The F3F had a number of nicknames, all of which seemed related to its appearance. Nevertheless, it was rugged, reliable, and pretty quick. It was also the last biplane fighter ordered by the US military. The first two photos show VF-4 out for a cruise above California in the late 1930’s. Numbers are 261, 228, 235Here we see marines of VMF-2 out for a drive in the F3F-2. This second model had a bigger motor and is therefore quickly identified by the size of the engine cowl. Numbers are 973, 977, and 979.
8897 & 8894 of the Marine Corps bombing squadron VB-10M.F4B 8911 of NAS Anacostia. I am thankful to not be the one keeping it shiny.Boeing factory photo detailing the F4B’s gun sights. It offers a good view of pretty much everything else as well.

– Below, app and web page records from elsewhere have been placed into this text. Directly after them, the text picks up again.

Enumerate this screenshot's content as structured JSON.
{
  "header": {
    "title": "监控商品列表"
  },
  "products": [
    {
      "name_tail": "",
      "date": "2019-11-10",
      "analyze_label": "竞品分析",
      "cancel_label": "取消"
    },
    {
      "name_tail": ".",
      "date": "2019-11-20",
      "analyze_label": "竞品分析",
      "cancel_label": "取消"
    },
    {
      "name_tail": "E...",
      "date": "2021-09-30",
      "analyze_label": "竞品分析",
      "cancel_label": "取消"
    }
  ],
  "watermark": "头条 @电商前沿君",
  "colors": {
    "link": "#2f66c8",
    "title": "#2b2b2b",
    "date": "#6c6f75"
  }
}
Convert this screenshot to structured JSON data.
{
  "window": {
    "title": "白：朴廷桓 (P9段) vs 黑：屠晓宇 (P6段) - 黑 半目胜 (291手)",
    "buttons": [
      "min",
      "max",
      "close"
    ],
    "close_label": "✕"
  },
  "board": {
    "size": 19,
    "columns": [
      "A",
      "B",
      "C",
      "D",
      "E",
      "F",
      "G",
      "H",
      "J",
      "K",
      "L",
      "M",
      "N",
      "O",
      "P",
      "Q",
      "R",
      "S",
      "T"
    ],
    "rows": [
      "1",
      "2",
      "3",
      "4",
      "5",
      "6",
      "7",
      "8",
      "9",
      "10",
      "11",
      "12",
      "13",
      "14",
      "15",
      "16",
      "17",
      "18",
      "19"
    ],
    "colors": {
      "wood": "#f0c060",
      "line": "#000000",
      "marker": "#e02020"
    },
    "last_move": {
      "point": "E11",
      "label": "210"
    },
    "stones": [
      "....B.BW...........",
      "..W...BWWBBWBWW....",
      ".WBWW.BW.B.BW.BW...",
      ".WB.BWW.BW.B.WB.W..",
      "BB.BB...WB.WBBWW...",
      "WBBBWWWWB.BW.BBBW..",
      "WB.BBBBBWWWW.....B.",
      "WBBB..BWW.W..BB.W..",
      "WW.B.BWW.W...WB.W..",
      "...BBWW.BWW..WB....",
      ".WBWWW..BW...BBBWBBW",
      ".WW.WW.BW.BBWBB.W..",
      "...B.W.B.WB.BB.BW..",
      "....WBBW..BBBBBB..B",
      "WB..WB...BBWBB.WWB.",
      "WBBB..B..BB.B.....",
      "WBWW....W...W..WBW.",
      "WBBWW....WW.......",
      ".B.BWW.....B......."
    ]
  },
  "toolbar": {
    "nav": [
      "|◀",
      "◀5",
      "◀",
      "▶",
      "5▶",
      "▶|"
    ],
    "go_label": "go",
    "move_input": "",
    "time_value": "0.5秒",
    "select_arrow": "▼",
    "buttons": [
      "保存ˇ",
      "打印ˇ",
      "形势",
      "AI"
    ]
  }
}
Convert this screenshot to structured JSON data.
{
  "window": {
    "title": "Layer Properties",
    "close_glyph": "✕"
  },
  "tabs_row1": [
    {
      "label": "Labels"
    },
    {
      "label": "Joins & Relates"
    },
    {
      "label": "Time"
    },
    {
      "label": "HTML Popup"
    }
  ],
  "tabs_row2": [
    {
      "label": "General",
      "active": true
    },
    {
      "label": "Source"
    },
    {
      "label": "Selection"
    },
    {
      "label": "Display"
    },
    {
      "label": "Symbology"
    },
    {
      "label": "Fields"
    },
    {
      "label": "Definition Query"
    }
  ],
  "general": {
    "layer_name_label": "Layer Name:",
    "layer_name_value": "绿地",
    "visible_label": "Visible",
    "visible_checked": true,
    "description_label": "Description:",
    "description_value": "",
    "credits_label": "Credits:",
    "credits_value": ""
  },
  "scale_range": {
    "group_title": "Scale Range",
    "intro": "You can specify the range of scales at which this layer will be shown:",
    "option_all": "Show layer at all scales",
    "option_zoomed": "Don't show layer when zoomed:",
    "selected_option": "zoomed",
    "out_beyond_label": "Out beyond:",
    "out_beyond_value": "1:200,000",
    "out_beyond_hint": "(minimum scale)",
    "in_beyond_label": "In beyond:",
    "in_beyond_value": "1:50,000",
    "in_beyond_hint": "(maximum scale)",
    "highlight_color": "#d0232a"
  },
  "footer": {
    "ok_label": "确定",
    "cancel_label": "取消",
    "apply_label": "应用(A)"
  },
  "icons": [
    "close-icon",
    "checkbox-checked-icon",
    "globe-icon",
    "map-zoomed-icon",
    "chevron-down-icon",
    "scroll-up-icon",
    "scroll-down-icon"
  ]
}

Kenneth M Ford flew with Guadalcanal’s “Cactus Air Force” during the early days of WWII. First seeing action in F4F Wildcats, Ford later shot down five aircraft at the controls of the F4U Corsair. Ford was in the thick of things. Shot down on one occasion, and forced to ditch on others, he never stayed on the ground for long. I got to know the man in later years. His love for the Marine Corps and his Corsairs were something he never tired of talking about.

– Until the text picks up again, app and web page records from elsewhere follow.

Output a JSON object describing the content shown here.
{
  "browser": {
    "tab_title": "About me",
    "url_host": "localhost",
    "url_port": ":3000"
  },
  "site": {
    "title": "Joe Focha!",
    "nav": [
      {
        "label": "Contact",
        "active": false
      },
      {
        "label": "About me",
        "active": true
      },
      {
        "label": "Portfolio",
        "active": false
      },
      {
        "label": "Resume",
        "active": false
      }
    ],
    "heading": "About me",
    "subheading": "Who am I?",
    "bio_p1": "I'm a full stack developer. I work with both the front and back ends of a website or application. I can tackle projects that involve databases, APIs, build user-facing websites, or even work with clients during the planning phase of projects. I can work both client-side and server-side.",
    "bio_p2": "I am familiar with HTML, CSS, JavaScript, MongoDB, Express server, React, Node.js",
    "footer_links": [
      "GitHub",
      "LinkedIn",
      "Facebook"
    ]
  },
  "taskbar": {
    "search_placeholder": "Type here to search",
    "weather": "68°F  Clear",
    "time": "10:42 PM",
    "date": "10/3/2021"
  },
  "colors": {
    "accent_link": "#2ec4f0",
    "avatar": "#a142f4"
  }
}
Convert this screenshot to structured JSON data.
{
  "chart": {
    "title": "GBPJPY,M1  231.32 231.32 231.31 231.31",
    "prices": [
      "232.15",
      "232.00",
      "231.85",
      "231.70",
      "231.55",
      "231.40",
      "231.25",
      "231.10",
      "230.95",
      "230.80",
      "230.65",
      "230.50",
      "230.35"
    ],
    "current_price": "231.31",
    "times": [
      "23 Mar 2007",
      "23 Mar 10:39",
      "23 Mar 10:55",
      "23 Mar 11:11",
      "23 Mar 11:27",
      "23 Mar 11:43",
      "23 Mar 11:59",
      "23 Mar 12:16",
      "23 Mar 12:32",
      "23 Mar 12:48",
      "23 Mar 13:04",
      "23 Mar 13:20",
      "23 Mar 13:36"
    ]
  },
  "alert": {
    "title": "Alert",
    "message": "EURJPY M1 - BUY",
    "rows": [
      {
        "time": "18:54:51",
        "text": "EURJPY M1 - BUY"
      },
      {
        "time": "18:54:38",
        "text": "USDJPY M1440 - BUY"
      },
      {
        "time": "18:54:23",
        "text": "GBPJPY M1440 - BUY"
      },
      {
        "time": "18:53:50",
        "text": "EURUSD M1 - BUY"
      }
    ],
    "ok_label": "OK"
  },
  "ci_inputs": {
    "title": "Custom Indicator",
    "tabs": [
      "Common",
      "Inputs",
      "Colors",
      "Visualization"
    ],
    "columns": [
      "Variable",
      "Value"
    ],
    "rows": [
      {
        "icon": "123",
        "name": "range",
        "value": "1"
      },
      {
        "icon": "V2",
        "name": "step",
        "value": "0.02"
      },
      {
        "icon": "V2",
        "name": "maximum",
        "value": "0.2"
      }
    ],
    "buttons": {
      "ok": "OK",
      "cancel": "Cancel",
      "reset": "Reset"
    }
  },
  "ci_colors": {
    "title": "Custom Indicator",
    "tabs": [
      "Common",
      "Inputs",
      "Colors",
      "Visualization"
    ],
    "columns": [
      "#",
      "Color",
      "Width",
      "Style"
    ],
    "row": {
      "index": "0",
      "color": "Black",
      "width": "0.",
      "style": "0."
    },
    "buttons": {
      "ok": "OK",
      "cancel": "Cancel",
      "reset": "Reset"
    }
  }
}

Marine Corps aviation cadet at Long Beach, 1940.
Early days in the South Pacific. The Wildcats Ford flew were ex-USS Lexington aircraft that recovered aboard USS Yorktown at Coral Sea when the former carrier was aflame. Given that the Yorktown had more Wildcats than it needed, the “surplus” Lexington aircraft were handed to the Marines. Pictured are two of those aircraft, F4F-3’s with non-folding wings. The new -4’s (folding wings) had arrived in the fleet, and the older “hard wing” birds were fine by the Marines on land.
“66” was Ford’s mount when he bagged two Zeros. Taking off from Henderson Field on 12 June 1943, Ford and a flight of eight Corsairs intercepted Japanese fighters over the Russell Islands. Ford had two confirmed, and one probable. Ford told me that squadron mate Joe Foss was a great instructor. “I listened – we all listened – to Foss. When it came to air combat tactics, he was always right. When I first saw Zeros face to face, I was hopped-up and nervous, but boy, was I prepared.”

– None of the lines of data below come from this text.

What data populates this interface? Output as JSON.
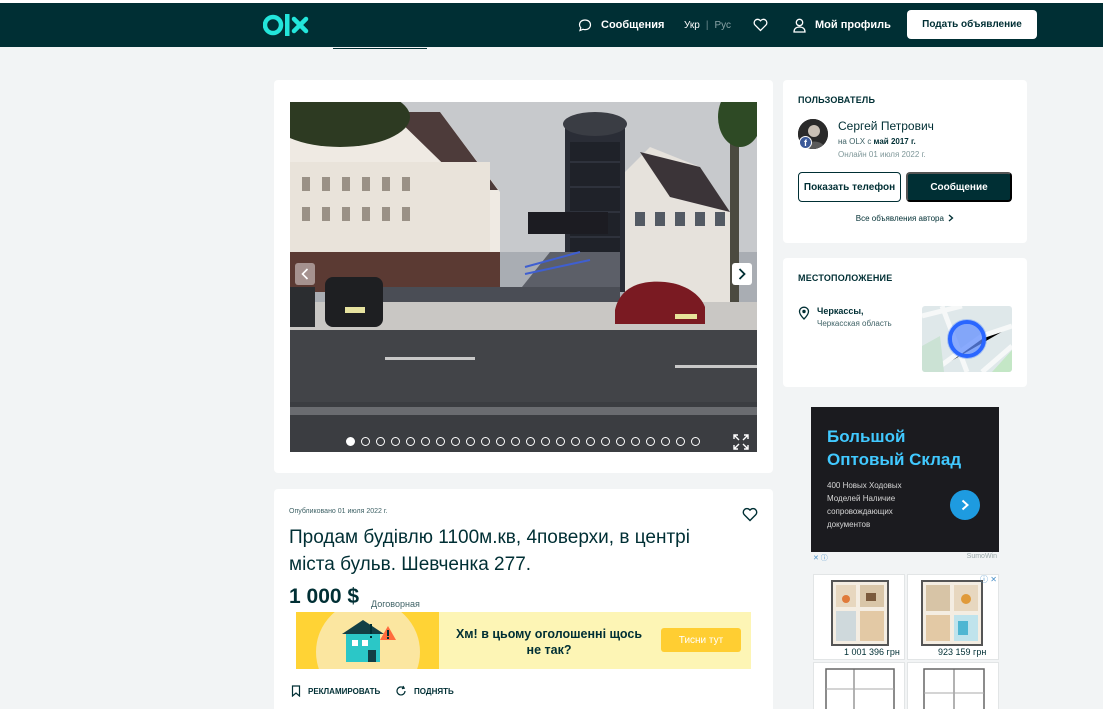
{
  "header": {
    "logo": "OLX",
    "messages": "Сообщения",
    "lang_uk": "Укр",
    "lang_ru": "Рус",
    "profile": "Мой профиль",
    "post_ad": "Подать объявление"
  },
  "gallery": {
    "photo_count": 24,
    "active_index": 0
  },
  "user": {
    "section_title": "ПОЛЬЗОВАТЕЛЬ",
    "name": "Сергей Петрович",
    "since_prefix": "на OLX с ",
    "since_date": "май 2017 г.",
    "online": "Онлайн 01 июля 2022 г.",
    "show_phone": "Показать телефон",
    "message": "Сообщение",
    "all_ads": "Все объявления автора"
  },
  "location": {
    "section_title": "МЕСТОПОЛОЖЕНИЕ",
    "city": "Черкассы,",
    "region": "Черкасская область"
  },
  "ad": {
    "title": "Большой Оптовый Склад",
    "text": "400 Новых Ходовых Моделей Наличие сопровождающих документов",
    "source": "SumoWin"
  },
  "thumbs": [
    {
      "price": "1 001 396 грн"
    },
    {
      "price": "923 159 грн"
    }
  ],
  "listing": {
    "published": "Опубликовано 01 июля 2022 г.",
    "title": "Продам будівлю 1100м.кв, 4поверхи, в центрі міста бульв. Шевченка 277.",
    "price": "1 000 $",
    "negotiable": "Договорная",
    "banner_text": "Хм! в цьому оголошенні щось не так?",
    "banner_button": "Тисни тут",
    "promote": "РЕКЛАМИРОВАТЬ",
    "raise": "ПОДНЯТЬ"
  },
  "colors": {
    "brand_dark": "#002f34",
    "brand_teal": "#23e5db",
    "banner_yellow": "#ffd335",
    "ad_blue": "#41c9ff"
  }
}
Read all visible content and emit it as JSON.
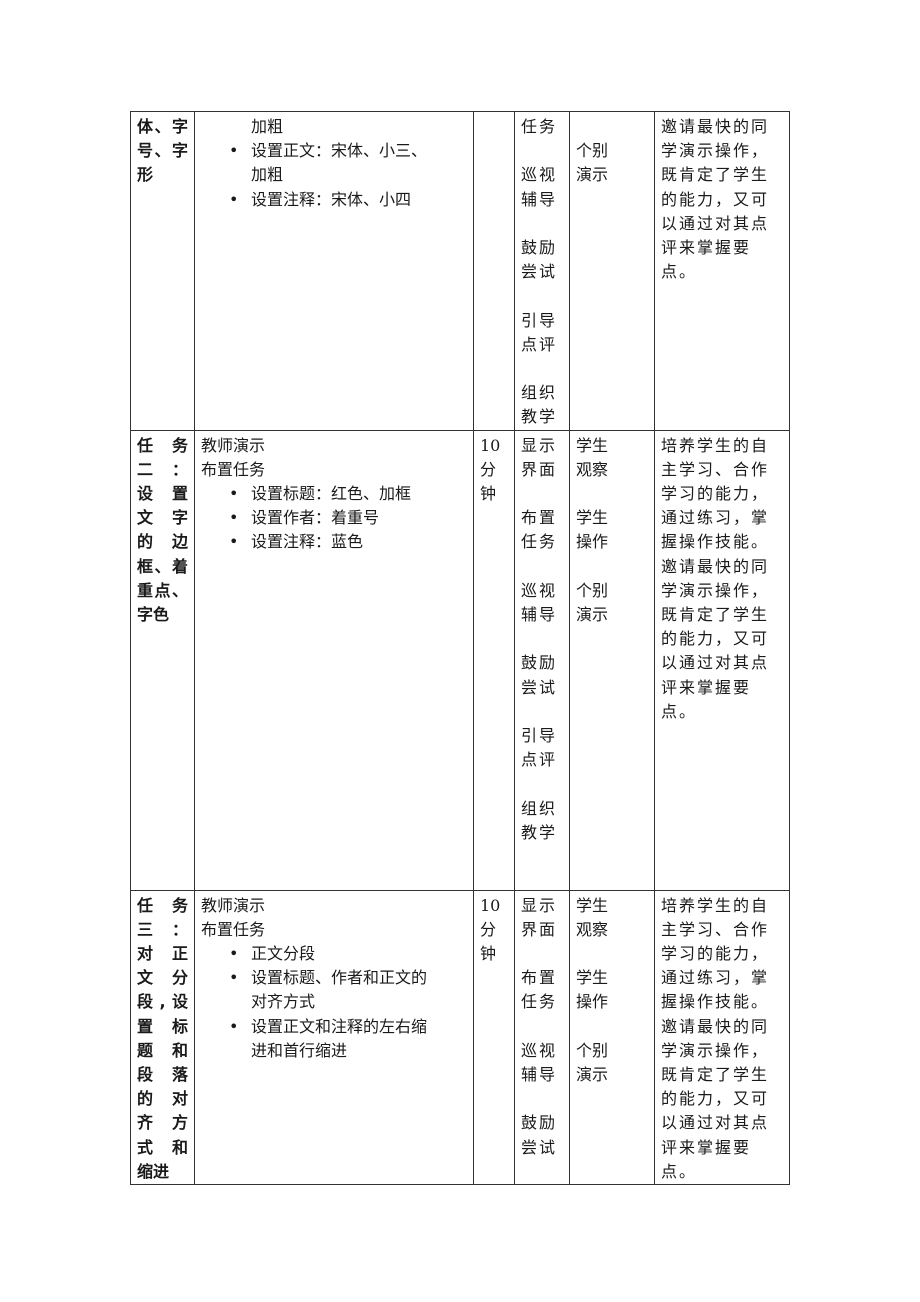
{
  "rows": [
    {
      "topic_lines": [
        "体、字",
        "号、字",
        "形"
      ],
      "content": {
        "intro_lines": [],
        "continuation": "加粗",
        "bullets": [
          [
            "设置正文：宋体、小三、",
            "加粗"
          ],
          [
            "设置注释：宋体、小四"
          ]
        ]
      },
      "time_lines": [],
      "teacher_groups": [
        [
          "任务"
        ],
        [
          "巡视",
          "辅导"
        ],
        [
          "鼓励",
          "尝试"
        ],
        [
          "引导",
          "点评"
        ],
        [
          "组织",
          "教学"
        ]
      ],
      "student_groups": [
        [
          "个别",
          "演示"
        ]
      ],
      "intent_lines": [
        "邀请最快的同",
        "学演示操作，",
        "既肯定了学生",
        "的能力，又可",
        "以通过对其点",
        "评来掌握要点。"
      ]
    },
    {
      "topic_lines": [
        "任 务",
        "二：",
        "设 置",
        "文 字",
        "的 边",
        "框、着",
        "重点、",
        "字色"
      ],
      "content": {
        "intro_lines": [
          "教师演示",
          "布置任务"
        ],
        "continuation": "",
        "bullets": [
          [
            "设置标题：红色、加框"
          ],
          [
            "设置作者：着重号"
          ],
          [
            "设置注释：蓝色"
          ]
        ]
      },
      "time_lines": [
        "10",
        "分",
        "钟"
      ],
      "teacher_groups": [
        [
          "显示",
          "界面"
        ],
        [
          "布置",
          "任务"
        ],
        [
          "巡视",
          "辅导"
        ],
        [
          "鼓励",
          "尝试"
        ],
        [
          "引导",
          "点评"
        ],
        [
          "组织",
          "教学"
        ]
      ],
      "student_groups": [
        [
          "学生",
          "观察"
        ],
        [
          "学生",
          "操作"
        ],
        [
          "个别",
          "演示"
        ]
      ],
      "intent_lines": [
        "培养学生的自",
        "主学习、合作",
        "学习的能力，",
        "通过练习，掌",
        "握操作技能。",
        "邀请最快的同",
        "学演示操作，",
        "既肯定了学生",
        "的能力，又可",
        "以通过对其点",
        "评来掌握要点。"
      ]
    },
    {
      "topic_lines": [
        "任 务",
        "三：",
        "对 正",
        "文 分",
        "段,设",
        "置 标",
        "题 和",
        "段 落",
        "的 对",
        "齐 方",
        "式 和",
        "缩进"
      ],
      "content": {
        "intro_lines": [
          "教师演示",
          "布置任务"
        ],
        "continuation": "",
        "bullets": [
          [
            "正文分段"
          ],
          [
            "设置标题、作者和正文的",
            "对齐方式"
          ],
          [
            "设置正文和注释的左右缩",
            "进和首行缩进"
          ]
        ]
      },
      "time_lines": [
        "10",
        "分",
        "钟"
      ],
      "teacher_groups": [
        [
          "显示",
          "界面"
        ],
        [
          "布置",
          "任务"
        ],
        [
          "巡视",
          "辅导"
        ],
        [
          "鼓励",
          "尝试"
        ]
      ],
      "student_groups": [
        [
          "学生",
          "观察"
        ],
        [
          "学生",
          "操作"
        ],
        [
          "个别",
          "演示"
        ]
      ],
      "intent_lines": [
        "培养学生的自",
        "主学习、合作",
        "学习的能力，",
        "通过练习，掌",
        "握操作技能。",
        "邀请最快的同",
        "学演示操作，",
        "既肯定了学生",
        "的能力，又可",
        "以通过对其点",
        "评来掌握要点。"
      ]
    }
  ]
}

Having securely snagged the wire aboard USS Bairoko (CVE-115), this Corsair dislodged one of its rockets in the process. The still unaware pilot is about 1-2 seconds away from observing a major amount of commotion occur forward on the flight deck.